But when it came up, all Gabrielle could think about was all the work she had left to do — not just for applications, but in getting through college itself. She was (and is) afraid to disappoint us and herself and she didn’t want to think about any of it. As a result, she clammed up. But when she did, we talked even more, trying to stuff more information into her, telling her anecdotes and memories from our own college life. And she clammed up even more.

Every teen is different, of course. Some are ultra organized and do their college apps completely on their own. Some would put it off to the last minute if you let them. But either way, I think it’s important to let your child come to you. They will when they’re ready, if only to say, “I don’t know what to write about.” That’s where you can step in and feel like a savior instead of a dictator.

DO: Go on college tours. DON’T: Be the parent on the tour who asks all the questions.

For all the time that can go into researching schools, there’s really nothing like being on campus to get a feel for the place. Every college has a unique atmosphere, and it’s important to be able to experience that.

Luckily, we nailed the college tours in the parenting department. We hung back, while Gabrielle walked up front near the tour guide (of her own volition). We looked at the dad who asked too many (and not very good) questions and felt smug that that wasn’t us.

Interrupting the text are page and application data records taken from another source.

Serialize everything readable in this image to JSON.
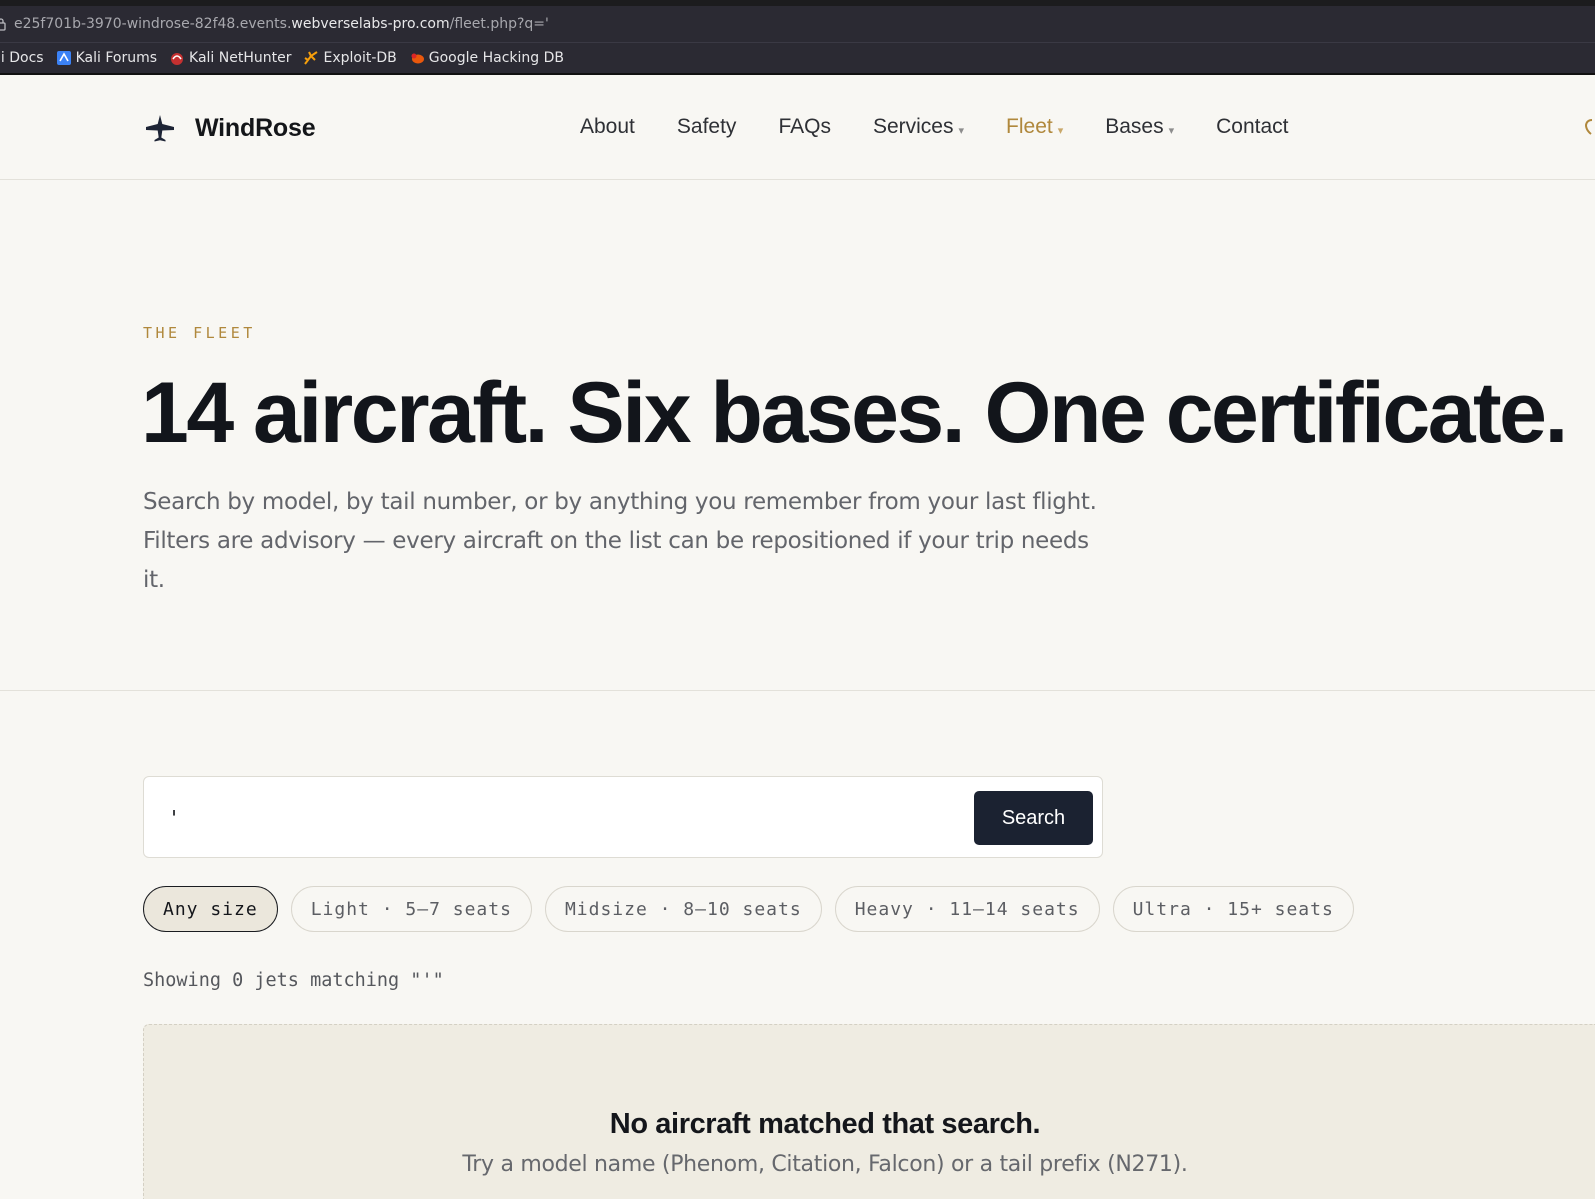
{
  "browser": {
    "url_prefix": "e25f701b-3970-windrose-82f48.events.",
    "url_host": "webverselabs-pro.com",
    "url_path": "/fleet.php?q='",
    "bookmarks": [
      {
        "label": "li Docs",
        "icon": "kali-docs-icon"
      },
      {
        "label": "Kali Forums",
        "icon": "kali-forums-icon"
      },
      {
        "label": "Kali NetHunter",
        "icon": "kali-nethunter-icon"
      },
      {
        "label": "Exploit-DB",
        "icon": "exploit-db-icon"
      },
      {
        "label": "Google Hacking DB",
        "icon": "google-hacking-db-icon"
      }
    ]
  },
  "header": {
    "brand": "WindRose",
    "brand_icon": "airplane-icon",
    "nav": [
      {
        "label": "About",
        "dropdown": false,
        "active": false
      },
      {
        "label": "Safety",
        "dropdown": false,
        "active": false
      },
      {
        "label": "FAQs",
        "dropdown": false,
        "active": false
      },
      {
        "label": "Services",
        "dropdown": true,
        "active": false
      },
      {
        "label": "Fleet",
        "dropdown": true,
        "active": true
      },
      {
        "label": "Bases",
        "dropdown": true,
        "active": false
      },
      {
        "label": "Contact",
        "dropdown": false,
        "active": false
      }
    ],
    "caret": "▾"
  },
  "hero": {
    "eyebrow": "THE FLEET",
    "title": "14 aircraft. Six bases. One certificate.",
    "subtitle": "Search by model, by tail number, or by anything you remember from your last flight. Filters are advisory — every aircraft on the list can be repositioned if your trip needs it."
  },
  "search": {
    "value": "'",
    "button_label": "Search"
  },
  "filters": [
    {
      "label": "Any size",
      "selected": true
    },
    {
      "label": "Light · 5–7 seats",
      "selected": false
    },
    {
      "label": "Midsize · 8–10 seats",
      "selected": false
    },
    {
      "label": "Heavy · 11–14 seats",
      "selected": false
    },
    {
      "label": "Ultra · 15+ seats",
      "selected": false
    }
  ],
  "results": {
    "summary": "Showing 0 jets matching \"'\""
  },
  "empty_state": {
    "title": "No aircraft matched that search.",
    "hint": "Try a model name (Phenom, Citation, Falcon) or a tail prefix (N271)."
  },
  "colors": {
    "accent": "#b0883c",
    "ink": "#12151b",
    "button": "#1b2231",
    "page_bg": "#f8f7f3"
  }
}
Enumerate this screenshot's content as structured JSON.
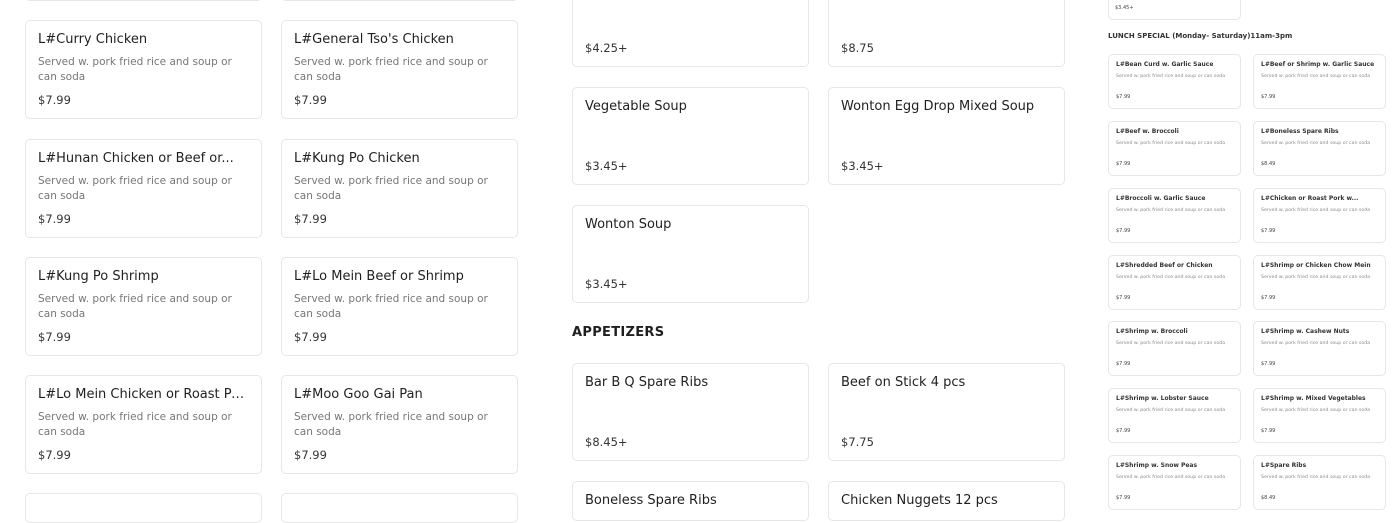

We even made Gabrielle schedule the tours herself. The colleges make it easy on their websites. Then, when it came to tour day, she was in charge of knowing what time it started and how to get us to the admissions office.

DO: Remind them of their strengths, experiences and accomplishments. DON’T: Write the essays.

When we at Sway Essay visit colleges and ask about admissions essays, the mantra we hear from admissions officers is: They want to hear a student’s authentic voice. And they know when there is a discrepancy if your teen has a so-so writing score on standardized tests, but a flawless admissions essay.

So, when your teen comes to you in despair (and possibly tears) and says they don’t know what to write about, remind them you can’t do this work for them because the whole point of it is that it comes from them. Ask them what the prompt is (and how it’s specifically worded) and simply talk to your child about themselves. Remind them of their strengths, experiences and accomplishments. Remind them of what makes them them: that they bake chocolate chip cookies for their friends, that they spend their free time listening to nerdy podcasts about mythology, that they told you their favorite word is “petrichor.” Gabrielle would often bring down her laptop and write while I was cooking in the kitchen, reading lines to me as she wrote them. That’s when it worked best. She felt encouraged and I was relieved something was getting done.

Also helpful? Having a stack of admissions essays that were winners. Often, reading other essays will trigger ideas for their own work. Find great admissions essays herehere and here. 

Another helpful tip? Hire us to get everyone through this part. I will make sure these essays get done, are real and are polished.

In the end, is it hard to step away? At least for me, it was so hard. Not nagging Gabrielle and asking when-oh-when she planned to ask her teachers for recommendations or write her essays or schedule her ACT, well, for me it seemed impossible. But read this: I regret being such a nag. So, learn from me. Be a guide and support, not a boss or task-master. And if you find that hard? Know you are not alone.